• Making arrangements for burial or cremation, including paperwork
• Arranging delivery of flowers
• Taking the coffin to the funeral, engaging pallbearers and taking the chief mourners to the service.
Funerals are individual events and a funeral director will discuss your requirements to ensure you get the services that you need.
They will talk you through the local burial and cremation options and will have a knowledge of current availability of bookings at the local crematorium.
If friends or family members are willing to carry out tasks a funeral director undertakes such as completing paperwork, making arrangements with the cemetery or crematorium, and sourcing, purchasing and transporting the coffin, you can save some money.
Choose a venue and who will lead the service
Funerals can be led by anyone you choose. It doesn’t have to be a religious minister or a funeral celebrant, as a family member or friend can lead the service.
Services are often held in multi-denominational crematoria chapels, or places of worship. You may prefer another venue such as a woodland burial site or community space that better reflects the wishes and/or personality of the deceased person.
If you do choose a religious funeral, then there may be fixed guidelines for the order of service. However, many religions are flexible about what can be included in a funeral service.
Personalise the service
A funeral is frequently a celebration of someone’s life. So, it’s possible to personalise the service to reflect the personality of the person who has passed away.
You can choose:

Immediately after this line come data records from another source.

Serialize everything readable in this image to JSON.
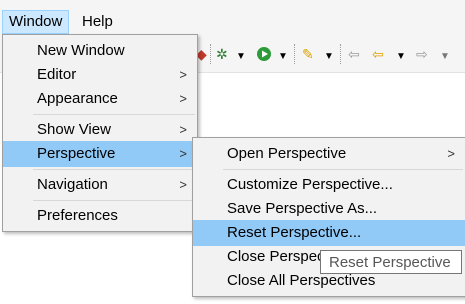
{
  "menubar": {
    "window_label": "Window",
    "help_label": "Help"
  },
  "toolbar": {
    "icons": [
      "bug-icon",
      "run-icon",
      "dropdown-icon",
      "pen-icon",
      "nav-back-icon",
      "nav-forward-icon"
    ]
  },
  "window_menu": {
    "items": [
      {
        "label": "New Window",
        "submenu": false
      },
      {
        "label": "Editor",
        "submenu": true
      },
      {
        "label": "Appearance",
        "submenu": true
      },
      {
        "label": "Show View",
        "submenu": true
      },
      {
        "label": "Perspective",
        "submenu": true,
        "highlighted": true
      },
      {
        "label": "Navigation",
        "submenu": true
      },
      {
        "label": "Preferences",
        "submenu": false
      }
    ]
  },
  "perspective_menu": {
    "items": [
      {
        "label": "Open Perspective",
        "submenu": true
      },
      {
        "label": "Customize Perspective...",
        "submenu": false
      },
      {
        "label": "Save Perspective As...",
        "submenu": false
      },
      {
        "label": "Reset Perspective...",
        "submenu": false,
        "highlighted": true
      },
      {
        "label": "Close Perspective",
        "submenu": false
      },
      {
        "label": "Close All Perspectives",
        "submenu": false
      }
    ]
  },
  "tooltip": {
    "text": "Reset Perspective"
  },
  "colors": {
    "highlight": "#91c9f7",
    "menu_bg": "#f2f2f2",
    "menubar_active": "#cce8ff"
  }
}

• Music – pieces of music that the deceased person likes are often a key part of the service. You can make a playlist, or an organist or choir can perform your chosen pieces. Music is often played at the beginning and end of the service, and you can also play songs or hymns during the service with people encouraged to join in.
• Hymns – if it is a Christian funeral then hymns will often be sung by the congregation. You can also use a hymn in a non-religious service if you wish.
• Readings and poems – these are chosen for the meaning associated with the person who has passed away. Friends and family members can share their own words, passages from literature or song lyrics. At a religious service, readings may come from religious scripture.
Decide who is going to speak
While the person leading the service will often say a few words about the person who has died, other close friends and family can speak.
The style of a eulogy will depend on the person who has died and the person giving the speech. It can be sombre, or a humorous celebration of the person’s life.
While a religious minister or celebrant will address mourners with words about them, personal eulogies are also usually written and given by a close friend or family member. Services often include multiple eulogies if time permits.
Arrange a wake
After the funeral service, most ceremonies conclude with a reception or wake. This may take place immediately following a cremation, or after close family and friends attend a graveside committal.
Funeral reception venues can vary from your home to a hotel or community centre. You can organise the event yourself, or your funeral director can help arrange a location, flowers and catering.